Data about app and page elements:
########

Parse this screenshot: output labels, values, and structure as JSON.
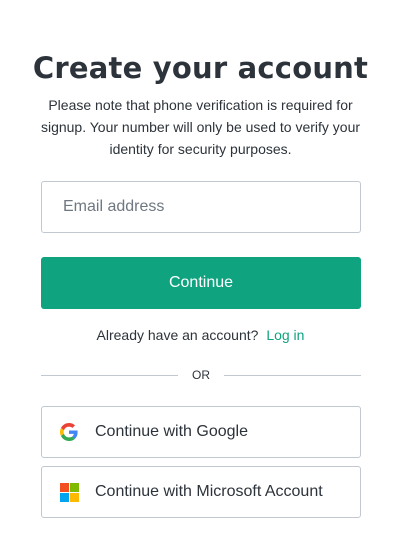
{
  "header": {
    "title": "Create your account",
    "subtitle": "Please note that phone verification is required for signup. Your number will only be used to verify your identity for security purposes."
  },
  "form": {
    "email_placeholder": "Email address",
    "email_value": "",
    "continue_label": "Continue"
  },
  "login": {
    "prompt": "Already have an account?",
    "link_label": "Log in"
  },
  "divider": {
    "label": "OR"
  },
  "social": {
    "google_label": "Continue with Google",
    "microsoft_label": "Continue with Microsoft Account"
  },
  "colors": {
    "accent": "#10a37f",
    "text": "#2d333a",
    "border": "#c2c8d0",
    "google_blue": "#4285F4",
    "google_red": "#EA4335",
    "google_yellow": "#FBBC05",
    "google_green": "#34A853",
    "ms_red": "#F25022",
    "ms_green": "#7FBA00",
    "ms_blue": "#00A4EF",
    "ms_yellow": "#FFB900"
  },
  "icons": {
    "google": "google-logo-icon",
    "microsoft": "microsoft-logo-icon"
  }
}
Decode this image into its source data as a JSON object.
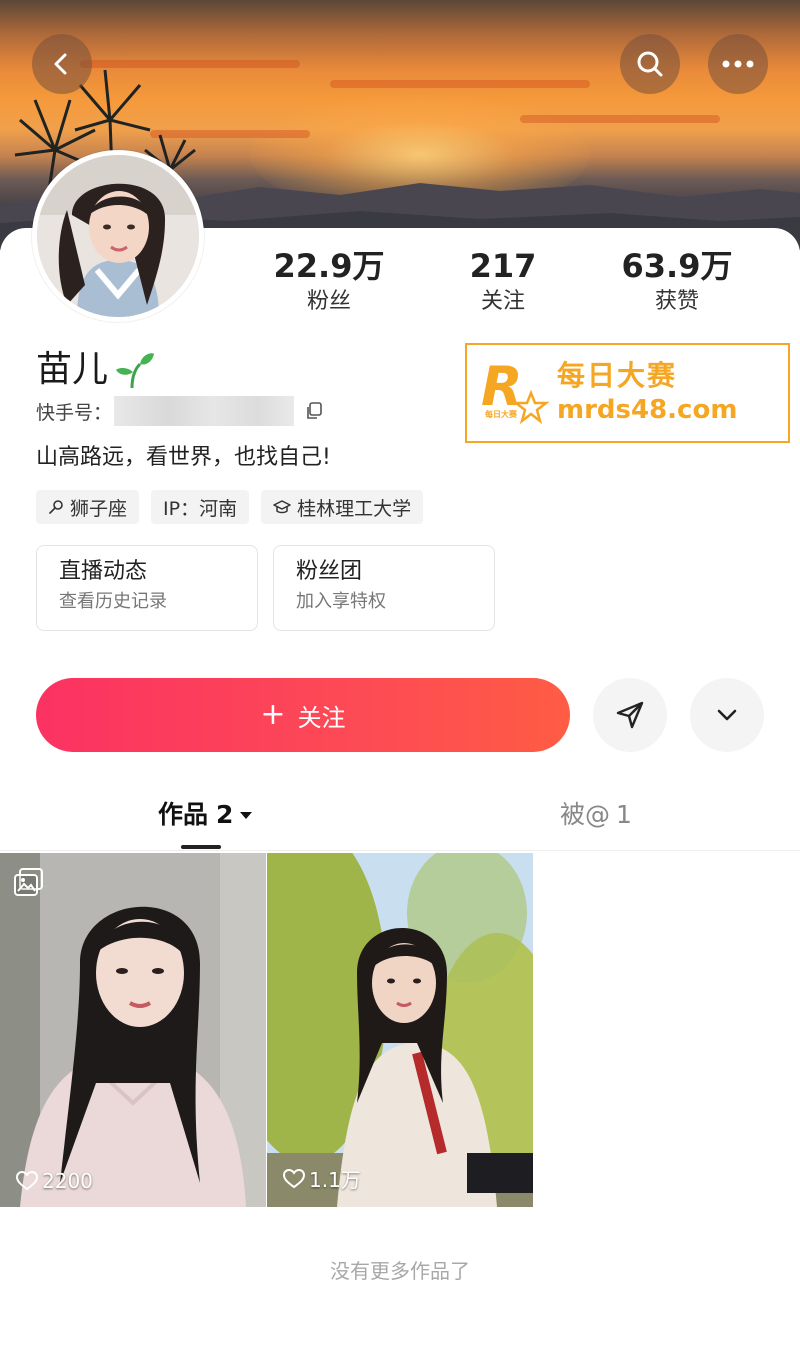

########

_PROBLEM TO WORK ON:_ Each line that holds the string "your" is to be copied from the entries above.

_RESPONSE:_
    "title": "Create your account",
    "subtitle": "Please note that phone verification is required for signup. Your number will only be used to verify your identity for security purposes."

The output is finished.